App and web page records
☆ ☆ ☆ ☆ ☆

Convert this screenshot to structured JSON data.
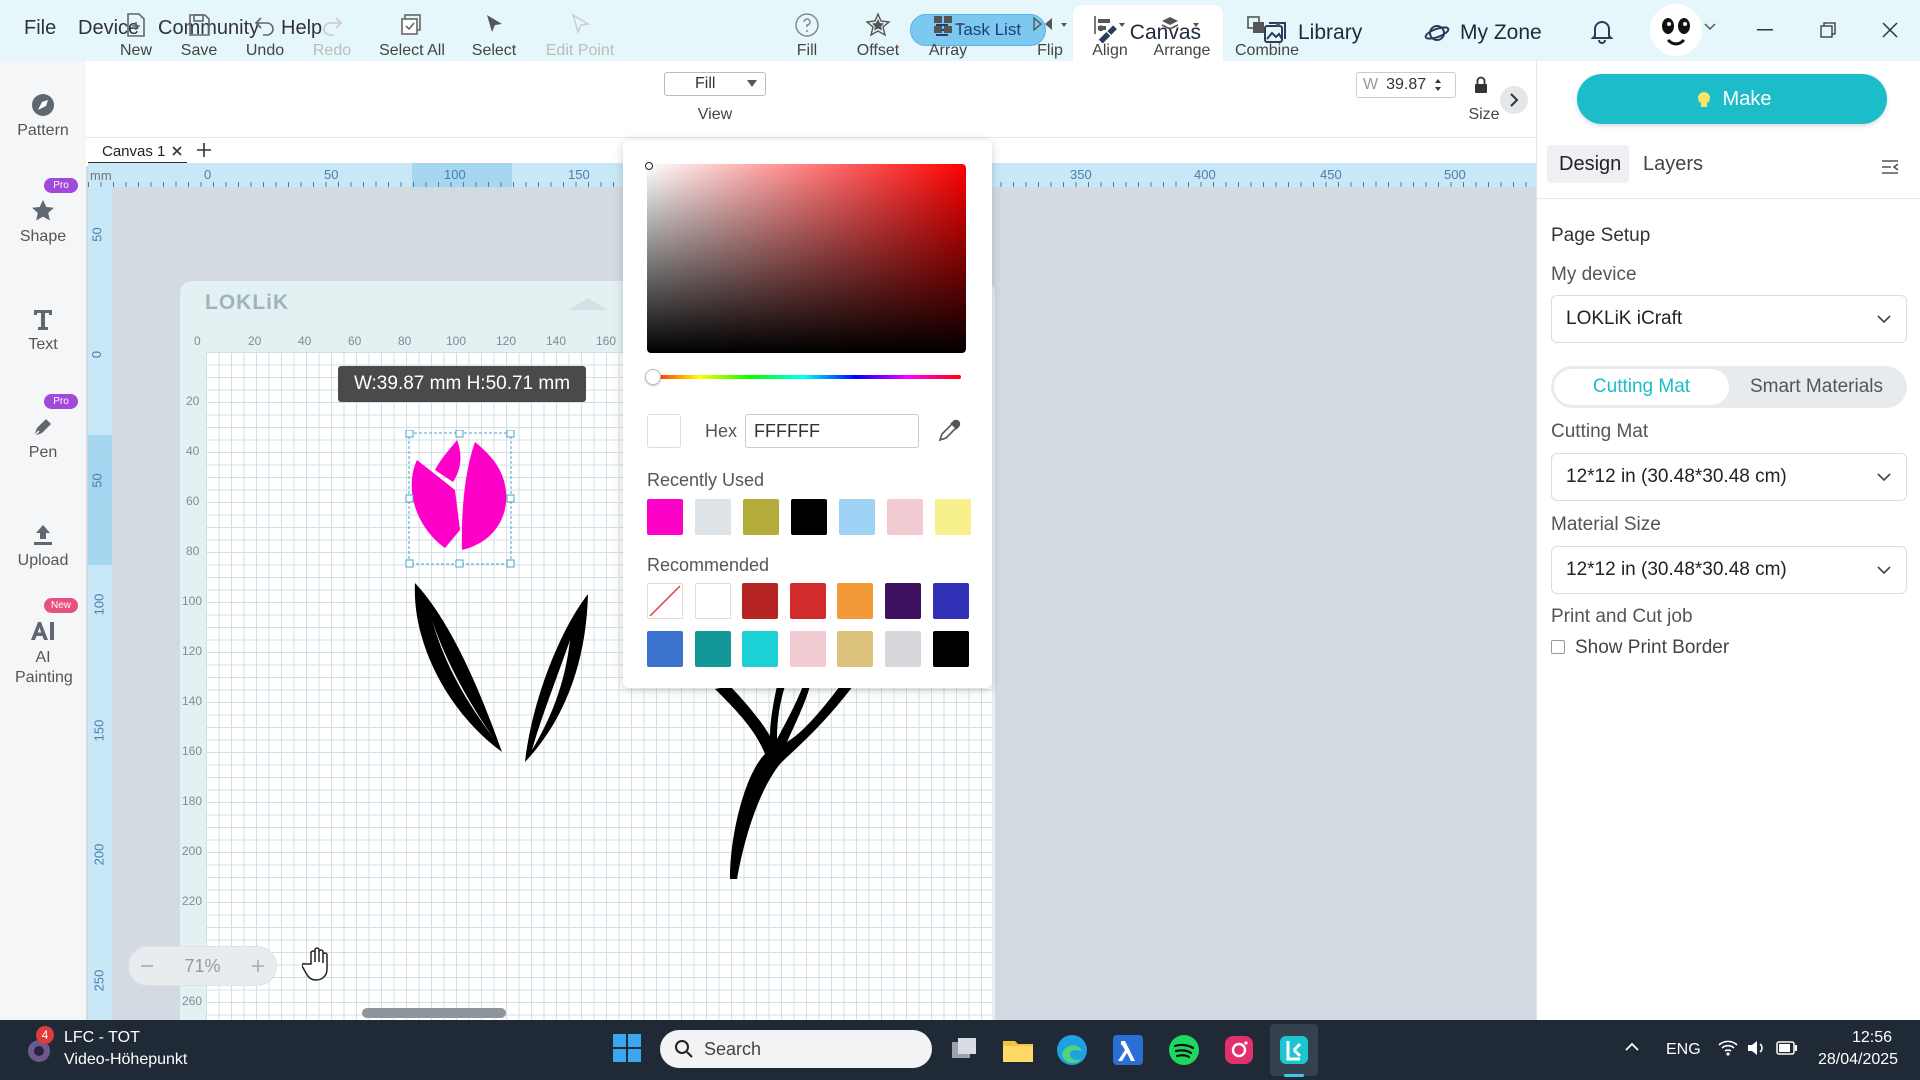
{
  "menubar": {
    "items": [
      "File",
      "Device",
      "Community",
      "Help"
    ]
  },
  "topbar": {
    "task_list": "Task List",
    "tabs": [
      "Canvas",
      "Library",
      "My Zone"
    ]
  },
  "sidebar": {
    "items": [
      {
        "label": "Pattern",
        "badge": ""
      },
      {
        "label": "Shape",
        "badge": "Pro"
      },
      {
        "label": "Text",
        "badge": ""
      },
      {
        "label": "Pen",
        "badge": "Pro"
      },
      {
        "label": "Upload",
        "badge": ""
      },
      {
        "label": "AI Painting",
        "badge": "New"
      }
    ]
  },
  "toolbar": {
    "new": "New",
    "save": "Save",
    "undo": "Undo",
    "redo": "Redo",
    "select_all": "Select All",
    "select": "Select",
    "edit_point": "Edit Point",
    "view_value": "Fill",
    "view": "View",
    "fill": "Fill",
    "offset": "Offset",
    "array": "Array",
    "flip": "Flip",
    "align": "Align",
    "arrange": "Arrange",
    "combine": "Combine",
    "w_label": "W",
    "w_value": "39.87",
    "size": "Size"
  },
  "canvas": {
    "tab_label": "Canvas 1",
    "ruler_unit": "mm",
    "top_ticks": [
      "0",
      "50",
      "100",
      "150",
      "350",
      "400",
      "450",
      "500"
    ],
    "left_ticks": [
      "50",
      "0",
      "50",
      "100",
      "150",
      "200",
      "250"
    ],
    "mat_logo": "LOKLiK",
    "mat_top_ticks": [
      "0",
      "20",
      "40",
      "60",
      "80",
      "100",
      "120",
      "140",
      "160"
    ],
    "mat_left_ticks": [
      "20",
      "40",
      "60",
      "80",
      "100",
      "120",
      "140",
      "160",
      "180",
      "200",
      "220",
      "260"
    ],
    "dimensions": "W:39.87 mm  H:50.71 mm",
    "zoom": "71%",
    "tulip_color": "#ff00c8"
  },
  "color_picker": {
    "hex_label": "Hex",
    "hex_value": "FFFFFF",
    "recently_used_label": "Recently Used",
    "recently_used": [
      "#ff00c8",
      "#dde3e6",
      "#b3ac3a",
      "#000000",
      "#9fd3f5",
      "#f2cbd2",
      "#f7f08c"
    ],
    "recommended_label": "Recommended",
    "recommended": [
      "none",
      "#ffffff",
      "#b52323",
      "#d22b2b",
      "#f2993a",
      "#3d1060",
      "#3232b8",
      "#3a72cc",
      "#13989a",
      "#1cd1d6",
      "#f2cad1",
      "#dcc17a",
      "#d8d8dc",
      "#000000"
    ]
  },
  "right_panel": {
    "make": "Make",
    "tabs": [
      "Design",
      "Layers"
    ],
    "page_setup": "Page Setup",
    "my_device_label": "My device",
    "device": "LOKLiK iCraft",
    "segment": [
      "Cutting Mat",
      "Smart Materials"
    ],
    "cutting_mat_label": "Cutting Mat",
    "cutting_mat": "12*12 in (30.48*30.48 cm)",
    "material_size_label": "Material Size",
    "material_size": "12*12 in (30.48*30.48 cm)",
    "print_cut_label": "Print and Cut job",
    "show_print_border": "Show Print Border"
  },
  "taskbar": {
    "notification_count": "4",
    "media_title": "LFC - TOT",
    "media_subtitle": "Video-Höhepunkt",
    "search": "Search",
    "lang": "ENG",
    "time": "12:56",
    "date": "28/04/2025"
  },
  "accent": "#1cbcc9"
}
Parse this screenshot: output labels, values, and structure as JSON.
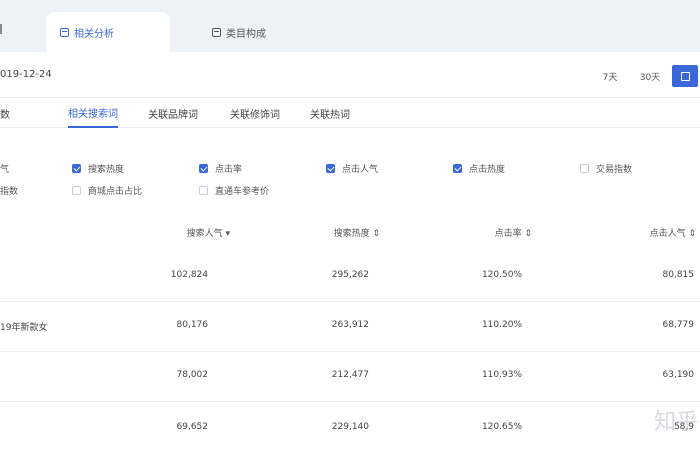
{
  "tabs": [
    {
      "label": "相关分析",
      "active": true
    },
    {
      "label": "类目构成",
      "active": false
    }
  ],
  "date_bar": {
    "date": "019-12-24",
    "range_7": "7天",
    "range_30": "30天"
  },
  "subnav": {
    "left_stub": "数",
    "items": [
      "相关搜索词",
      "关联品牌词",
      "关联修饰词",
      "关联热词"
    ]
  },
  "filters": {
    "row1": [
      {
        "label": "气",
        "checked": false
      },
      {
        "label": "搜索热度",
        "checked": true
      },
      {
        "label": "点击率",
        "checked": true
      },
      {
        "label": "点击人气",
        "checked": true
      },
      {
        "label": "点击热度",
        "checked": true
      },
      {
        "label": "交易指数",
        "checked": false
      }
    ],
    "row2": [
      {
        "label": "指数",
        "checked": false
      },
      {
        "label": "商城点击占比",
        "checked": false
      },
      {
        "label": "直通车参考价",
        "checked": false
      }
    ]
  },
  "table": {
    "headers": [
      "搜索人气 ▾",
      "搜索热度 ⇕",
      "点击率 ⇕",
      "点击人气 ⇕"
    ],
    "rows": [
      {
        "name": "",
        "search_pop": "102,824",
        "search_heat": "295,262",
        "ctr": "120.50%",
        "click_pop": "80,815"
      },
      {
        "name": "19年新款女",
        "search_pop": "80,176",
        "search_heat": "263,912",
        "ctr": "110.20%",
        "click_pop": "68,779"
      },
      {
        "name": "",
        "search_pop": "78,002",
        "search_heat": "212,477",
        "ctr": "110.93%",
        "click_pop": "63,190"
      },
      {
        "name": "",
        "search_pop": "69,652",
        "search_heat": "229,140",
        "ctr": "120.65%",
        "click_pop": "58,9"
      }
    ]
  },
  "watermark": "知乎",
  "colors": {
    "accent": "#3a68d8",
    "topbar": "#eef1f6"
  }
}
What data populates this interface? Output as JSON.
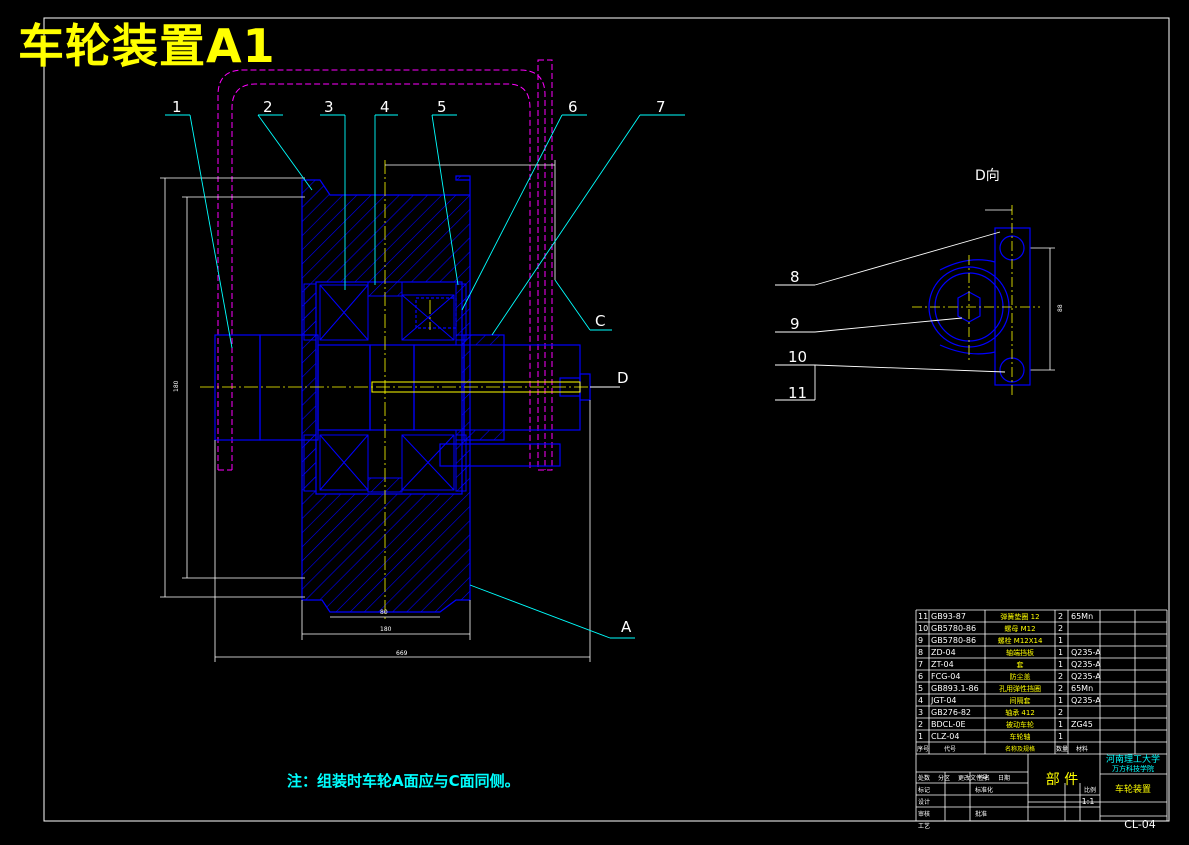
{
  "title": "车轮装置A1",
  "callouts": [
    "1",
    "2",
    "3",
    "4",
    "5",
    "6",
    "7"
  ],
  "view_labels": {
    "C": "C",
    "D": "D",
    "A": "A"
  },
  "view_d": {
    "title": "D向",
    "callouts": [
      "8",
      "9",
      "10",
      "11"
    ]
  },
  "note": "注：组装时车轮A面应与C面同侧。",
  "bom": [
    {
      "no": "11",
      "code": "GB93-87",
      "name": "弹簧垫圈 12",
      "qty": "2",
      "material": "65Mn"
    },
    {
      "no": "10",
      "code": "GB5780-86",
      "name": "螺母 M12",
      "qty": "2",
      "material": ""
    },
    {
      "no": "9",
      "code": "GB5780-86",
      "name": "螺栓 M12X14",
      "qty": "1",
      "material": ""
    },
    {
      "no": "8",
      "code": "ZD-04",
      "name": "轴端挡板",
      "qty": "1",
      "material": "Q235-A"
    },
    {
      "no": "7",
      "code": "ZT-04",
      "name": "套",
      "qty": "1",
      "material": "Q235-A"
    },
    {
      "no": "6",
      "code": "FCG-04",
      "name": "防尘盖",
      "qty": "2",
      "material": "Q235-A"
    },
    {
      "no": "5",
      "code": "GB893.1-86",
      "name": "孔用弹性挡圈",
      "qty": "2",
      "material": "65Mn"
    },
    {
      "no": "4",
      "code": "JGT-04",
      "name": "间隔套",
      "qty": "1",
      "material": "Q235-A"
    },
    {
      "no": "3",
      "code": "GB276-82",
      "name": "轴承 412",
      "qty": "2",
      "material": ""
    },
    {
      "no": "2",
      "code": "BDCL-0E",
      "name": "被动车轮",
      "qty": "1",
      "material": "ZG45"
    },
    {
      "no": "1",
      "code": "CLZ-04",
      "name": "车轮轴",
      "qty": "1",
      "material": ""
    }
  ],
  "title_block": {
    "school": "河南理工大学",
    "college": "万方科技学院",
    "part_label": "部 件",
    "drawing_name": "车轮装置",
    "drawing_no": "CL-04",
    "scale": "1:1",
    "header_no": "序号",
    "header_code": "代号",
    "header_name": "名称及规格",
    "header_qty": "数量",
    "header_material": "材料",
    "sign_rows": [
      "标记",
      "设计",
      "审核",
      "工艺"
    ],
    "sign_cols": [
      "处数",
      "分区",
      "更改文件号",
      "签名",
      "日期"
    ],
    "sign_sub": [
      "标准化",
      "批准"
    ],
    "scale_header": "比例"
  },
  "dims": {
    "d1": "180",
    "d2": "80",
    "d3": "180",
    "d4": "669",
    "side": "88"
  },
  "colors": {
    "outline": "#0000ff",
    "hatch": "#0000ff",
    "center": "#ffff00",
    "leader": "#00ffff",
    "frame_pink": "#ff00ff",
    "white": "#ffffff",
    "text_cyan": "#00ffff"
  }
}
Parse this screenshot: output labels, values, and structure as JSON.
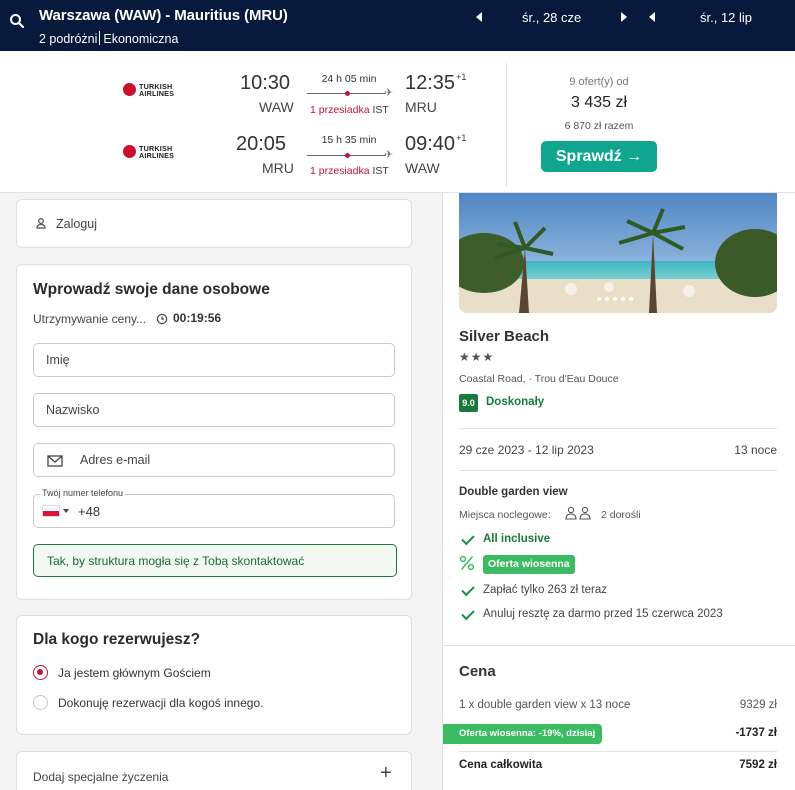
{
  "header": {
    "route": "Warszawa (WAW) - Mauritius (MRU)",
    "travellers": "2 podróżni",
    "cabin": "Ekonomiczna",
    "depart_date": "śr., 28 cze",
    "return_date": "śr., 12 lip"
  },
  "flights": [
    {
      "airline_line1": "TURKISH",
      "airline_line2": "AIRLINES",
      "dep_time": "10:30",
      "dep_code": "WAW",
      "duration": "24 h 05 min",
      "stops": "1 przesiadka",
      "via": "IST",
      "arr_time": "12:35",
      "arr_offset": "+1",
      "arr_code": "MRU"
    },
    {
      "airline_line1": "TURKISH",
      "airline_line2": "AIRLINES",
      "dep_time": "20:05",
      "dep_code": "MRU",
      "duration": "15 h 35 min",
      "stops": "1 przesiadka",
      "via": "IST",
      "arr_time": "09:40",
      "arr_offset": "+1",
      "arr_code": "WAW"
    }
  ],
  "offer": {
    "count_text": "9 ofert(y) od",
    "price": "3 435 zł",
    "total": "6 870 zł razem",
    "button": "Sprawdź →"
  },
  "login": {
    "label": "Zaloguj"
  },
  "personal": {
    "title": "Wprowadź swoje dane osobowe",
    "hold_text": "Utrzymywanie ceny...",
    "timer": "00:19:56",
    "first_name_ph": "Imię",
    "last_name_ph": "Nazwisko",
    "email_ph": "Adres e-mail",
    "phone_label": "Twój numer telefonu",
    "phone_prefix": "+48",
    "contact_note": "Tak, by struktura mogła się z Tobą skontaktować"
  },
  "booking_for": {
    "title": "Dla kogo rezerwujesz?",
    "option_main": "Ja jestem głównym Gościem",
    "option_other": "Dokonuję rezerwacji dla kogoś innego."
  },
  "special_requests": {
    "label": "Dodaj specjalne życzenia",
    "plus": "+"
  },
  "hotel": {
    "name": "Silver Beach",
    "stars": "★★★",
    "address": "Coastal Road, · Trou d'Eau Douce",
    "score": "9.0",
    "score_label": "Doskonały",
    "dates": "29 cze 2023 - 12 lip 2023",
    "nights": "13 noce",
    "room": "Double garden view",
    "sleeps_label": "Miejsca noclegowe:",
    "sleeps": "2 dorośli",
    "all_inclusive": "All inclusive",
    "promo": "Oferta wiosenna",
    "pay_now": "Zapłać tylko 263 zł teraz",
    "cancel": "Anuluj resztę za darmo przed 15 czerwca 2023"
  },
  "price": {
    "title": "Cena",
    "line_label": "1 x double garden view x 13 noce",
    "line_value": "9329 zł",
    "discount_label": "Oferta wiosenna: -19%, dzisiaj",
    "discount_value": "-1737 zł",
    "total_label": "Cena całkowita",
    "total_value": "7592 zł"
  },
  "colors": {
    "navy": "#071a3b",
    "teal": "#0fa58e",
    "green": "#1a8f4a",
    "accent": "#c4123e"
  }
}
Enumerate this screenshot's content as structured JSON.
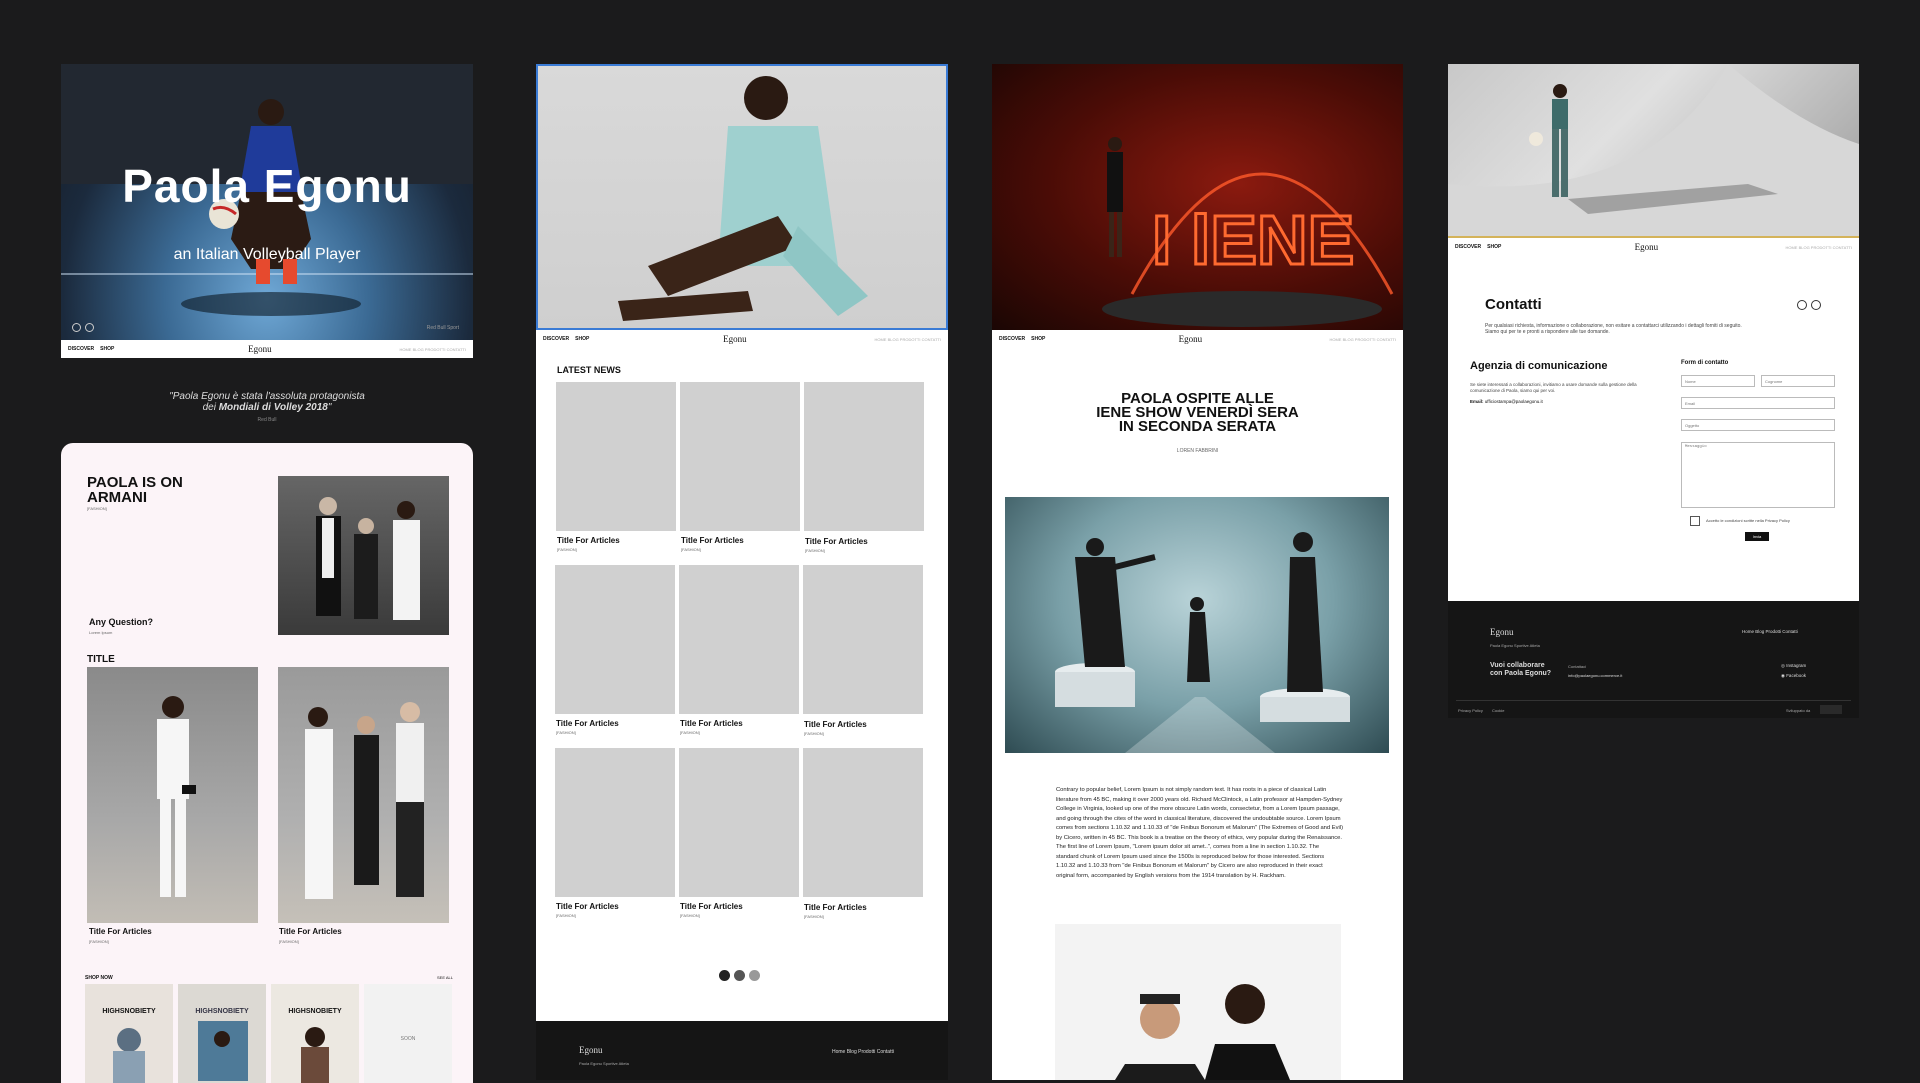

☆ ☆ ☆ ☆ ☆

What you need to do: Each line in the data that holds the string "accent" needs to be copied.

Exercise answer:
  "accent": "#1cbcc9"
    "accent": "#3a68d8",
    "accent": "#c4123e"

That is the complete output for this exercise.